Robot vacuums: Every robot vacuum that comes into our labs gets placed in our obstacle course. The course contains simulations of tight furniture legs, low shelves, high thresholds, and three different types of carpet. At each obstacle, we sprinkle in a custom-ground cork mixture. The mixture allows us to measure not only how much the robot picked up but also how far it can clean into each obstacle without getting stuck.
Aside from just suctioning up dirt, other, “softer” metrics interest us. We check out any available smart features, including Alexa and Google Home skills. Inside the box and online, we look for replacement parts and how easy they are to order. Finally, we make note of how easy the robot vacuum is to use, such as how often you need to empty the bin or when it requires human intervention.

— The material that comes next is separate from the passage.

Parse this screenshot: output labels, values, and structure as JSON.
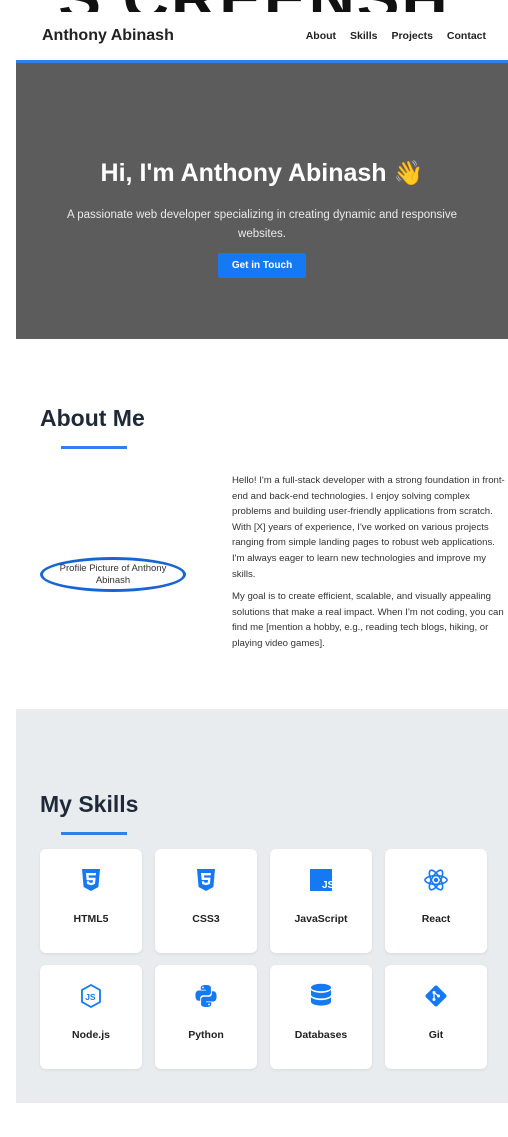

Wet/Dry Vacuums: Shop vacuums differ from the rest on this list because they are more at home in the garage than your living room. To the wet part in wet/dry vacuum, we measured how much water each model could suction up in ten seconds and used that as a benchmark for their overall power. See, the horsepower rating on the box signifies only its peak horsepower, which quickly fades after startup. We also tested to see how well each model dealt with wet sand and metal bolts.
Moving away from cleaning, we made a note about how easy it was to use each vacuum. We checked to see if it was easy to assemble, empty, move, and swap out attachments.
Jonathan Chan currently serves as the Lab Manager at Reviewed. If you clean with it, it's likely that Jon oversees its testing. Since joining the Reviewed in 2012, Jon has helped launch the company's efforts in reviewing laptops, vacuums, and outdoor gear. He thinks he's a pretty big deal. In the pursuit of data, he's plunged his hands into freezing cold water, consented to be literally dragged through the mud, and watched paint dry. Jon demands you have a nice day.
Our team is here for one purpose: to help you buy the best stuff and love what you own. Our writers, editors, and lab technicians obsess over the products we cover to make sure you're confident and satisfied. Have a different opinion about something we recommend? Email us and we'll compare notes.